• **Activity**: For the word "JSON", count the lines of the records that hold it, and give only that number.

BEGIN Record set

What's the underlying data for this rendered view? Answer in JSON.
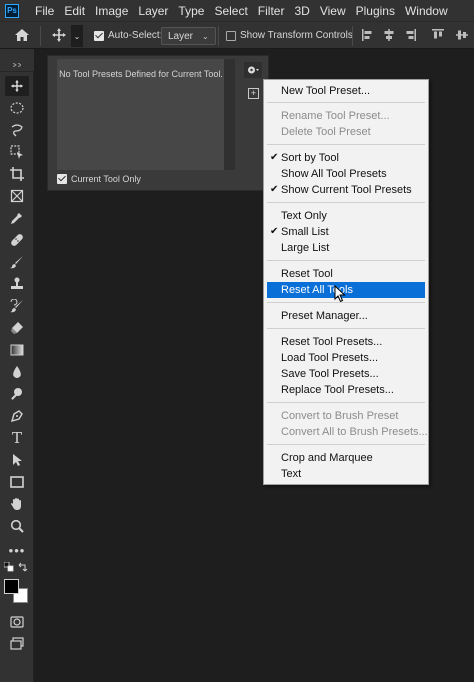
{
  "app": {
    "logo": "Ps"
  },
  "menubar": {
    "items": [
      "File",
      "Edit",
      "Image",
      "Layer",
      "Type",
      "Select",
      "Filter",
      "3D",
      "View",
      "Plugins",
      "Window"
    ]
  },
  "options_bar": {
    "auto_select_label": "Auto-Select:",
    "auto_select_checked": true,
    "layer_dropdown": "Layer",
    "show_transform_label": "Show Transform Controls",
    "show_transform_checked": false
  },
  "preset_panel": {
    "empty_message": "No Tool Presets Defined for Current Tool.",
    "current_tool_only_label": "Current Tool Only",
    "current_tool_only_checked": true
  },
  "context_menu": {
    "items": [
      {
        "label": "New Tool Preset...",
        "disabled": false,
        "checked": false
      },
      {
        "label": "Rename Tool Preset...",
        "disabled": true,
        "checked": false
      },
      {
        "label": "Delete Tool Preset",
        "disabled": true,
        "checked": false
      },
      {
        "label": "Sort by Tool",
        "disabled": false,
        "checked": true
      },
      {
        "label": "Show All Tool Presets",
        "disabled": false,
        "checked": false
      },
      {
        "label": "Show Current Tool Presets",
        "disabled": false,
        "checked": true
      },
      {
        "label": "Text Only",
        "disabled": false,
        "checked": false
      },
      {
        "label": "Small List",
        "disabled": false,
        "checked": true
      },
      {
        "label": "Large List",
        "disabled": false,
        "checked": false
      },
      {
        "label": "Reset Tool",
        "disabled": false,
        "checked": false
      },
      {
        "label": "Reset All Tools",
        "disabled": false,
        "checked": false,
        "highlighted": true
      },
      {
        "label": "Preset Manager...",
        "disabled": false,
        "checked": false
      },
      {
        "label": "Reset Tool Presets...",
        "disabled": false,
        "checked": false
      },
      {
        "label": "Load Tool Presets...",
        "disabled": false,
        "checked": false
      },
      {
        "label": "Save Tool Presets...",
        "disabled": false,
        "checked": false
      },
      {
        "label": "Replace Tool Presets...",
        "disabled": false,
        "checked": false
      },
      {
        "label": "Convert to Brush Preset",
        "disabled": true,
        "checked": false
      },
      {
        "label": "Convert All to Brush Presets...",
        "disabled": true,
        "checked": false
      },
      {
        "label": "Crop and Marquee",
        "disabled": false,
        "checked": false
      },
      {
        "label": "Text",
        "disabled": false,
        "checked": false
      }
    ]
  },
  "toolbar": {
    "tools": [
      "move-tool",
      "marquee-tool",
      "lasso-tool",
      "object-select-tool",
      "crop-tool",
      "frame-tool",
      "eyedropper-tool",
      "healing-brush-tool",
      "brush-tool",
      "clone-stamp-tool",
      "history-brush-tool",
      "eraser-tool",
      "gradient-tool",
      "blur-tool",
      "dodge-tool",
      "pen-tool",
      "type-tool",
      "path-selection-tool",
      "rectangle-tool",
      "hand-tool",
      "zoom-tool",
      "more-tools",
      "swap-default-colors",
      "color-swatches",
      "quick-mask",
      "screen-mode"
    ]
  },
  "colors": {
    "menu_highlight": "#0a6fd6",
    "panel_bg": "#323232",
    "canvas_bg": "#1e1e1e",
    "foreground_color": "#000000",
    "background_color": "#ffffff"
  }
}
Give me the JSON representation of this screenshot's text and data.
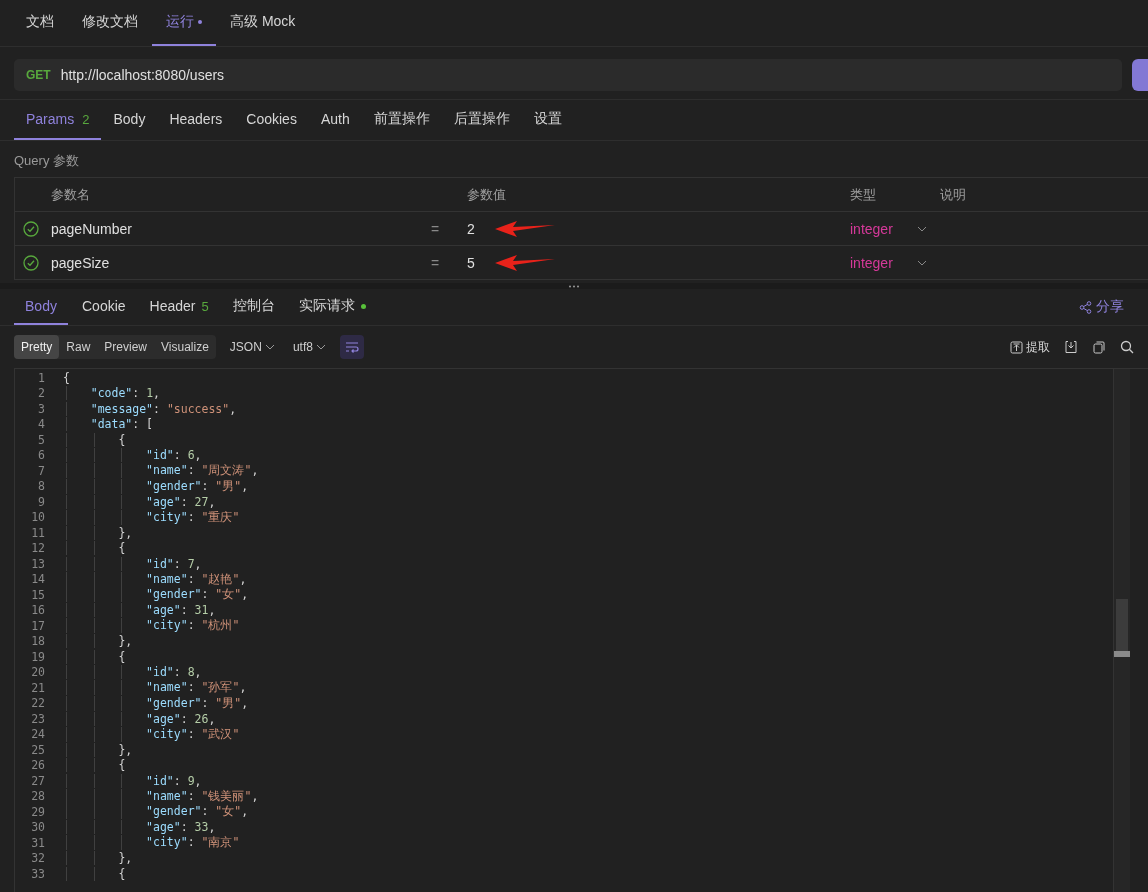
{
  "doc_tabs": [
    {
      "label": "文档",
      "selected": false,
      "modified": false
    },
    {
      "label": "修改文档",
      "selected": false,
      "modified": false
    },
    {
      "label": "运行",
      "selected": true,
      "modified": true
    },
    {
      "label": "高级 Mock",
      "selected": false,
      "modified": false
    }
  ],
  "request": {
    "method": "GET",
    "url": "http://localhost:8080/users"
  },
  "request_tabs": [
    {
      "label": "Params",
      "count": "2",
      "selected": true
    },
    {
      "label": "Body",
      "selected": false
    },
    {
      "label": "Headers",
      "selected": false
    },
    {
      "label": "Cookies",
      "selected": false
    },
    {
      "label": "Auth",
      "selected": false
    },
    {
      "label": "前置操作",
      "selected": false
    },
    {
      "label": "后置操作",
      "selected": false
    },
    {
      "label": "设置",
      "selected": false
    }
  ],
  "query": {
    "title": "Query 参数",
    "columns": [
      "参数名",
      "参数值",
      "类型",
      "说明"
    ],
    "rows": [
      {
        "enabled": true,
        "name": "pageNumber",
        "operator": "=",
        "value": "2",
        "type": "integer",
        "annotated": true
      },
      {
        "enabled": true,
        "name": "pageSize",
        "operator": "=",
        "value": "5",
        "type": "integer",
        "annotated": true
      }
    ]
  },
  "response_tabs": [
    {
      "label": "Body",
      "selected": true,
      "dot": false
    },
    {
      "label": "Cookie",
      "selected": false,
      "dot": false
    },
    {
      "label": "Header",
      "count": "5",
      "selected": false,
      "dot": false
    },
    {
      "label": "控制台",
      "selected": false,
      "dot": false
    },
    {
      "label": "实际请求",
      "selected": false,
      "dot": true
    }
  ],
  "share": "分享",
  "view_modes": [
    {
      "label": "Pretty",
      "selected": true
    },
    {
      "label": "Raw",
      "selected": false
    },
    {
      "label": "Preview",
      "selected": false
    },
    {
      "label": "Visualize",
      "selected": false
    }
  ],
  "format": "JSON",
  "encoding": "utf8",
  "extract": "提取",
  "code_lines": [
    {
      "num": "1",
      "text": "{"
    },
    {
      "num": "2",
      "text": "    \"code\": 1,"
    },
    {
      "num": "3",
      "text": "    \"message\": \"success\","
    },
    {
      "num": "4",
      "text": "    \"data\": ["
    },
    {
      "num": "5",
      "text": "        {"
    },
    {
      "num": "6",
      "text": "            \"id\": 6,"
    },
    {
      "num": "7",
      "text": "            \"name\": \"周文涛\","
    },
    {
      "num": "8",
      "text": "            \"gender\": \"男\","
    },
    {
      "num": "9",
      "text": "            \"age\": 27,"
    },
    {
      "num": "10",
      "text": "            \"city\": \"重庆\""
    },
    {
      "num": "11",
      "text": "        },"
    },
    {
      "num": "12",
      "text": "        {"
    },
    {
      "num": "13",
      "text": "            \"id\": 7,"
    },
    {
      "num": "14",
      "text": "            \"name\": \"赵艳\","
    },
    {
      "num": "15",
      "text": "            \"gender\": \"女\","
    },
    {
      "num": "16",
      "text": "            \"age\": 31,"
    },
    {
      "num": "17",
      "text": "            \"city\": \"杭州\""
    },
    {
      "num": "18",
      "text": "        },"
    },
    {
      "num": "19",
      "text": "        {"
    },
    {
      "num": "20",
      "text": "            \"id\": 8,"
    },
    {
      "num": "21",
      "text": "            \"name\": \"孙军\","
    },
    {
      "num": "22",
      "text": "            \"gender\": \"男\","
    },
    {
      "num": "23",
      "text": "            \"age\": 26,"
    },
    {
      "num": "24",
      "text": "            \"city\": \"武汉\""
    },
    {
      "num": "25",
      "text": "        },"
    },
    {
      "num": "26",
      "text": "        {"
    },
    {
      "num": "27",
      "text": "            \"id\": 9,"
    },
    {
      "num": "28",
      "text": "            \"name\": \"钱美丽\","
    },
    {
      "num": "29",
      "text": "            \"gender\": \"女\","
    },
    {
      "num": "30",
      "text": "            \"age\": 33,"
    },
    {
      "num": "31",
      "text": "            \"city\": \"南京\""
    },
    {
      "num": "32",
      "text": "        },"
    },
    {
      "num": "33",
      "text": "        {"
    }
  ]
}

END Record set

• **Completed exercise**: 3